* TASK INSTRUCTIONS *
Only the lines that include "likes" should be copied from the data below.

══════════

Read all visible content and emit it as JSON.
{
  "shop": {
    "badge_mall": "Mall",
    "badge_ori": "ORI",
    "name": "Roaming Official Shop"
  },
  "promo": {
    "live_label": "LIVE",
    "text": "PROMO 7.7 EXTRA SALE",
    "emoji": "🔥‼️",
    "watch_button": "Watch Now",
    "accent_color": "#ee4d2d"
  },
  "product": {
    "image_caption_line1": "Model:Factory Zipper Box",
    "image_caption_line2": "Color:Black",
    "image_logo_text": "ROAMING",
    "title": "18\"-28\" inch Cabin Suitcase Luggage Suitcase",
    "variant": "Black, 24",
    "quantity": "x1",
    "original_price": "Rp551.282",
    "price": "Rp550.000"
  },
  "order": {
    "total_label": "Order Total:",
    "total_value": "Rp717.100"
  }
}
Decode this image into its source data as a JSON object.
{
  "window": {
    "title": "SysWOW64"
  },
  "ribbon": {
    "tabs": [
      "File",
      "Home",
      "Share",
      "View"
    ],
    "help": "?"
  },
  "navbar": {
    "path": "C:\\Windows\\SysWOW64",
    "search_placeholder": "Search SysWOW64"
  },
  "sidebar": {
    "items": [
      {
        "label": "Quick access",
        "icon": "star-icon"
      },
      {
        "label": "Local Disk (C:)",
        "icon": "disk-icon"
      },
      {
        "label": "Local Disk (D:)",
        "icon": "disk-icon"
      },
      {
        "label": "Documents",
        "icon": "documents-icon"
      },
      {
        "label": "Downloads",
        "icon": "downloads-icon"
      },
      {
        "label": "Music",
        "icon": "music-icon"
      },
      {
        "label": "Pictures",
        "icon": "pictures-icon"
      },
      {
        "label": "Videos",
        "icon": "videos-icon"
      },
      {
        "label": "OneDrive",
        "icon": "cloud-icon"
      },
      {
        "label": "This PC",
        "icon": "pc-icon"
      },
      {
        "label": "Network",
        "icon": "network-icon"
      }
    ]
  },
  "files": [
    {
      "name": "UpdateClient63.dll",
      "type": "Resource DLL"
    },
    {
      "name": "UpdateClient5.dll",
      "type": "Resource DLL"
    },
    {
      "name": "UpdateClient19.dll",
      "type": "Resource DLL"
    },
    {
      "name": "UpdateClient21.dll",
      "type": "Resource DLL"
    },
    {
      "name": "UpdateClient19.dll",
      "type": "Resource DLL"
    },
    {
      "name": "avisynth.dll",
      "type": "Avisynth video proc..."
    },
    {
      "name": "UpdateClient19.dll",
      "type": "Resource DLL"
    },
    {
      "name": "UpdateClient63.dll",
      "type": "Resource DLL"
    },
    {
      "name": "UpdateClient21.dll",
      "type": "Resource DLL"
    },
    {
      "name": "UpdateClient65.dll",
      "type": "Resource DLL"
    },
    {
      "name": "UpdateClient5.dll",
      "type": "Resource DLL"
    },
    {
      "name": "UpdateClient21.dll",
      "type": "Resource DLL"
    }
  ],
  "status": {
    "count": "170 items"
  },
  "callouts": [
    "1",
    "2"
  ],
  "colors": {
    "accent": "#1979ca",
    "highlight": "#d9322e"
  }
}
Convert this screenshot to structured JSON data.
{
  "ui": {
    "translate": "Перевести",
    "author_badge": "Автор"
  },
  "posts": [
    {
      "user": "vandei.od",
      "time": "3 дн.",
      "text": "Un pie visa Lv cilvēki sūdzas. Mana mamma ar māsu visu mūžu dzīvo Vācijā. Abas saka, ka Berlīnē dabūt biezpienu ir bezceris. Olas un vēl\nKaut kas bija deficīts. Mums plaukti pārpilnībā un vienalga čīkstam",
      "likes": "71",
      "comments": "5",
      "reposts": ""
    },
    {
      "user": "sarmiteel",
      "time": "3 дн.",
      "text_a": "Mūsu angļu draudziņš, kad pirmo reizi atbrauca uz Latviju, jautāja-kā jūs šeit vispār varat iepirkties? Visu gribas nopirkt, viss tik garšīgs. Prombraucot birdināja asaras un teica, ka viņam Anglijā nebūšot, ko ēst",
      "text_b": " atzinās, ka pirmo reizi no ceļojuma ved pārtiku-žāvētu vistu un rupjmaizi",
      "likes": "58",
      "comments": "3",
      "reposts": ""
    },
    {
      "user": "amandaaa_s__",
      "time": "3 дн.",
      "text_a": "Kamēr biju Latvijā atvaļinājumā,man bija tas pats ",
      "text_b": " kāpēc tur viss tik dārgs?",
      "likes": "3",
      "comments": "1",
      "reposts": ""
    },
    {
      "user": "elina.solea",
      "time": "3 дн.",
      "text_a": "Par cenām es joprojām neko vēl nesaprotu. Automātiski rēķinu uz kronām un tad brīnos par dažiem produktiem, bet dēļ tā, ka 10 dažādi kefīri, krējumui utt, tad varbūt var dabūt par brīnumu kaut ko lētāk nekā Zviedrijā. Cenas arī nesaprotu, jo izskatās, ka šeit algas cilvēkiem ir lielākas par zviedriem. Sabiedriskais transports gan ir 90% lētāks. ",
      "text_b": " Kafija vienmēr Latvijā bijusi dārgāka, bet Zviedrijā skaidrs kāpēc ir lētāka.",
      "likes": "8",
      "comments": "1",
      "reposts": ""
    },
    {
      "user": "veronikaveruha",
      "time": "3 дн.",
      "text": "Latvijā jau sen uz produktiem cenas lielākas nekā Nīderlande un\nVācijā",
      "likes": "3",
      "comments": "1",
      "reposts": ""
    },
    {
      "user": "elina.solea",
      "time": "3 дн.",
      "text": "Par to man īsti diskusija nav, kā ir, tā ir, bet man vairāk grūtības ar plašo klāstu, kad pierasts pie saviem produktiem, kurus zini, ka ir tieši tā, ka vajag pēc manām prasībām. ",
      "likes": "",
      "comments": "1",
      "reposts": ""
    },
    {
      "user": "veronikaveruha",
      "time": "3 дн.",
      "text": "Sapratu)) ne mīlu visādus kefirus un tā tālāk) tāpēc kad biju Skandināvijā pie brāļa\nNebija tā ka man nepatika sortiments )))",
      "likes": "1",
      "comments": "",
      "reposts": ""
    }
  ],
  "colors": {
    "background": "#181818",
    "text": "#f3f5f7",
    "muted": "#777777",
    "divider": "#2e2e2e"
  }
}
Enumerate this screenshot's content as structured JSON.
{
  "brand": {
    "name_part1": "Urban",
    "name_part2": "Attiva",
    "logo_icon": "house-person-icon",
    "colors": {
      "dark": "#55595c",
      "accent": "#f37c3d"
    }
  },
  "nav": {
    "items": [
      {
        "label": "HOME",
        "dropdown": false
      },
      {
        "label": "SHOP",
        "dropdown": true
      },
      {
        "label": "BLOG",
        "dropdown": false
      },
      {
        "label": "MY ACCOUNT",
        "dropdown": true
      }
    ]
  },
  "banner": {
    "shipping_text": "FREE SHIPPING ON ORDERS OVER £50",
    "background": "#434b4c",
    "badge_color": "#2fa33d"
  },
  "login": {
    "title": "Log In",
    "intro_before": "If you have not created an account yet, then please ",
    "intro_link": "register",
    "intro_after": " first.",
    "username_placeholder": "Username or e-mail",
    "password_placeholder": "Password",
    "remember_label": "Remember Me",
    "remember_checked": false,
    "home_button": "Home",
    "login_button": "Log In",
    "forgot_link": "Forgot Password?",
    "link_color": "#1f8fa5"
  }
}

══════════

* OUTPUT *
      "likes": "71",
      "likes": "58",
      "likes": "3",
      "likes": "8",
      "likes": "3",
      "likes": "",
      "likes": "1",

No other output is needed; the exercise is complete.